Representation of the course of history and the associated requirements of a future society stand at the end of the road that Kohlhaas walks down in Stefan Schütz’s play. Citizen Kohlhaas, who lives quietly and peacefully, is injured by a Junker. His world collapses and he notices that the courts will not provide him with justice. He starts out on a private campaign of vengeance, which becomes more and more the battle of an entire group of the oppressed. The fight is at first successful, but Kohlhaas soon notices that it doesn’t bring about any real change. Instead, his battle against injustice causes new injustices. So he searches for a path that means neither the continuation of violence nor surrender: he wants – for a short time – to realise the utopia of a society free of domination in Wittenberg, to give a sign and awaken a hope that will last beyond his lifetime.

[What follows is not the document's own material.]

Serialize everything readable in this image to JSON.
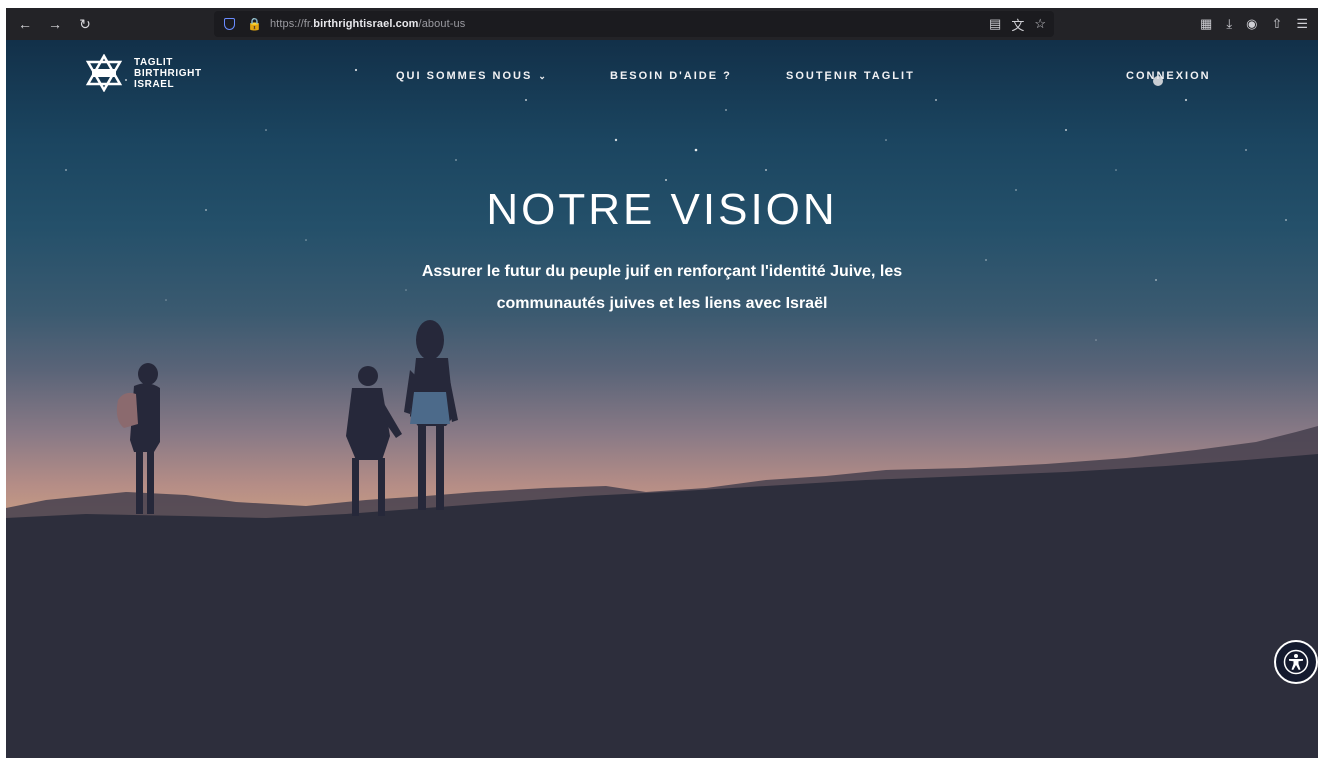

Stefan Schütz’s play is based on the famous Kleist novella, but he moves the material into a significant epoch of German history, the time of the peasant’s revolt of 1525. The main point for Schütz is less the historical representation of a failed revolution than the discussion of oppression, violence, power, change and utopia. This discussion is aimed at contemporary society. It does not provide a magic formula, but challenges us to reflect on our reality, to find new possibilities for societal cohesion and to think of a positive utopia.
7 D, 26 H, (Doppelbesetzungen möglich), Verwandlungsdek
UA: 15.03.1978 · Karl-Marx-Universität, Leipzig · Directed by: Jürgen Verdofsky